A key requirement for flexible solar cell technologies to be viable at industrial scale is that all components of the cells should lend themselves to roll-to-roll production. Recent development of, for instance, ink-jet printing is promising in this respect as it allows precise insertion of the dye and electrolyte components.
The encapsulation of a flexible cell poses a major challenge to manufacture. If encapsulation is insufficient, the liquid electrolyte can leak out of the cell or let impurities leak inside, which could considerably reduce the lifetime of the device. New innovations are required for joining the substrates together, since conventional approaches, such as glass-frit used in rigid devices, are unsuitable for flexible cells.
‘A prerequisite for commercialization is making the lifetime of devices adequate. Flexible solar cells are usually made on metals or plastics, and both come with perils: a metal may corrode, and plastics may allow water and other impurities to permeate,’ explains Dr. Kati Miettunen from Aalto University in Finland.
A future goal is the development of more stable options for flexible substrates, that would preferably come with a cheaper price and lesser environmental impact. New discoveries using biomaterials or a hybrid material with wood pulp as substrates for the cells could pave the way forward.

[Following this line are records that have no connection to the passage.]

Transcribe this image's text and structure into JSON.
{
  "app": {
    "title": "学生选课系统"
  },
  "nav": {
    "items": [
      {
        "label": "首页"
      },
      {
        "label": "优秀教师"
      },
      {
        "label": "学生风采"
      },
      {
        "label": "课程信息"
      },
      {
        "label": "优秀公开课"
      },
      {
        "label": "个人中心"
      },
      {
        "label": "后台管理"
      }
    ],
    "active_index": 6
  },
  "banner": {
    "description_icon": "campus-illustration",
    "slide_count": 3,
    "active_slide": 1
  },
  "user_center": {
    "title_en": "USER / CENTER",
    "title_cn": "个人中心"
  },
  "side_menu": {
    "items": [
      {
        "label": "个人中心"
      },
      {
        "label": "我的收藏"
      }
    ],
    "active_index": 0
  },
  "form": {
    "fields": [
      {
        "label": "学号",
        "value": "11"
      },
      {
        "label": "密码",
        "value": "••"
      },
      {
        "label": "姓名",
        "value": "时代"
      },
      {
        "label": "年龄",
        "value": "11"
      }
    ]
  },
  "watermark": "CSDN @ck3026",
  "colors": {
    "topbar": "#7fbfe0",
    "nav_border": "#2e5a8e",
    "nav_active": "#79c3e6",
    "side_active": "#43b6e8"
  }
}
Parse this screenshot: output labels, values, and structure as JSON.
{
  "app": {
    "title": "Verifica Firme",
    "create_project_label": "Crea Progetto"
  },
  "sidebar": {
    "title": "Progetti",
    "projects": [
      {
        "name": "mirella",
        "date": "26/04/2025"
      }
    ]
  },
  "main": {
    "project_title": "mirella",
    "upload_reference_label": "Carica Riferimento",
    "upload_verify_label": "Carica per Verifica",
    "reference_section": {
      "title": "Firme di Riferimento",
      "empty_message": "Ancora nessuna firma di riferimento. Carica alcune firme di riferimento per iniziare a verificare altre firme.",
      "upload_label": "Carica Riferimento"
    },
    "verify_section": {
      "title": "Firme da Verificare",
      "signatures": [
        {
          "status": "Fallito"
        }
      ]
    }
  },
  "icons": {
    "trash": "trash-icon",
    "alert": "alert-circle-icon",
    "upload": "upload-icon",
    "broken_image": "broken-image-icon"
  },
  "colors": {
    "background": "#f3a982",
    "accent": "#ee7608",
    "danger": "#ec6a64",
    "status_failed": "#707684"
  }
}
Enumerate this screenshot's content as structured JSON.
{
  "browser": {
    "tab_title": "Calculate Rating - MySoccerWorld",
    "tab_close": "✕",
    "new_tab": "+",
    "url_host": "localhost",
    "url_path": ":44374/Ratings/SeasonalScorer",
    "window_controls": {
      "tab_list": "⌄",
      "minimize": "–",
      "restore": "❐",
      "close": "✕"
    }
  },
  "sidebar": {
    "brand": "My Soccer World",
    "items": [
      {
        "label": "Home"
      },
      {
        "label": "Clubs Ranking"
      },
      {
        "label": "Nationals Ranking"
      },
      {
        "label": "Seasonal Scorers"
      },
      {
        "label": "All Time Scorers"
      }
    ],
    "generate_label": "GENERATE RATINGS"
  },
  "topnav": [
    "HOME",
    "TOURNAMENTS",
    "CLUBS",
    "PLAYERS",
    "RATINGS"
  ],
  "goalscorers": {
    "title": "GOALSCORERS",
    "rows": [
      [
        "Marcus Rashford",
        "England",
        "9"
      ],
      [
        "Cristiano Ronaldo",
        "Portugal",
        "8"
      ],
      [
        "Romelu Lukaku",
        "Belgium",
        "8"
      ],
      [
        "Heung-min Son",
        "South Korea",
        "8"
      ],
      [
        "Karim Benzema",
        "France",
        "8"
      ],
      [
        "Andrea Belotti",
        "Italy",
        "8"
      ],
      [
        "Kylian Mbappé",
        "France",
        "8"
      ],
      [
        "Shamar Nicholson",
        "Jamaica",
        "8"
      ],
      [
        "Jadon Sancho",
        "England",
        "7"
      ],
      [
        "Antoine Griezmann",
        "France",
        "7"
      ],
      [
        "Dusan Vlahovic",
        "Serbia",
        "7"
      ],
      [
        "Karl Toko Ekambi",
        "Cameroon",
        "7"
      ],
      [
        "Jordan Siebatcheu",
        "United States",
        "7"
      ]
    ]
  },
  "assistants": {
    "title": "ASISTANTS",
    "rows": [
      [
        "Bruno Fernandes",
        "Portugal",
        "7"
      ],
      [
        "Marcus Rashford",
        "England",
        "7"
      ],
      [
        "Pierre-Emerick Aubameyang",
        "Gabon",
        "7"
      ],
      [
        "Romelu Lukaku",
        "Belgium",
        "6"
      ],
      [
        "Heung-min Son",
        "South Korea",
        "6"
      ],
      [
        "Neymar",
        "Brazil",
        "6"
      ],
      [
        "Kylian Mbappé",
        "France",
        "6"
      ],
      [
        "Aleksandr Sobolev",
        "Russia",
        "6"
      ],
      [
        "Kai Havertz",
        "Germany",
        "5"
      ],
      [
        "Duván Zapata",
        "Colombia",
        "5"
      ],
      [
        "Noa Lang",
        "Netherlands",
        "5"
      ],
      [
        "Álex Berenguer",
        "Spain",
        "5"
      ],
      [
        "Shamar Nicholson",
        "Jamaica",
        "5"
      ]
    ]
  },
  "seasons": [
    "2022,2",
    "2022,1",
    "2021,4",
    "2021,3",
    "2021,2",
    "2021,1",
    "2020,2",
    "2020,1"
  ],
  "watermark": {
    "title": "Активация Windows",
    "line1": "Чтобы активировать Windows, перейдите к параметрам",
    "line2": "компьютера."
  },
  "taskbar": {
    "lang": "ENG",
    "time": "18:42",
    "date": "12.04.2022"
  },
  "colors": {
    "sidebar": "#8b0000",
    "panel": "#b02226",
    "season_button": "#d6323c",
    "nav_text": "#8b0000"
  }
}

Kindly contributed by Kati Miettunen, Jaana Vapaavuori, Aapo Poskela, Armi Tiihonen, and Peter D. Lund.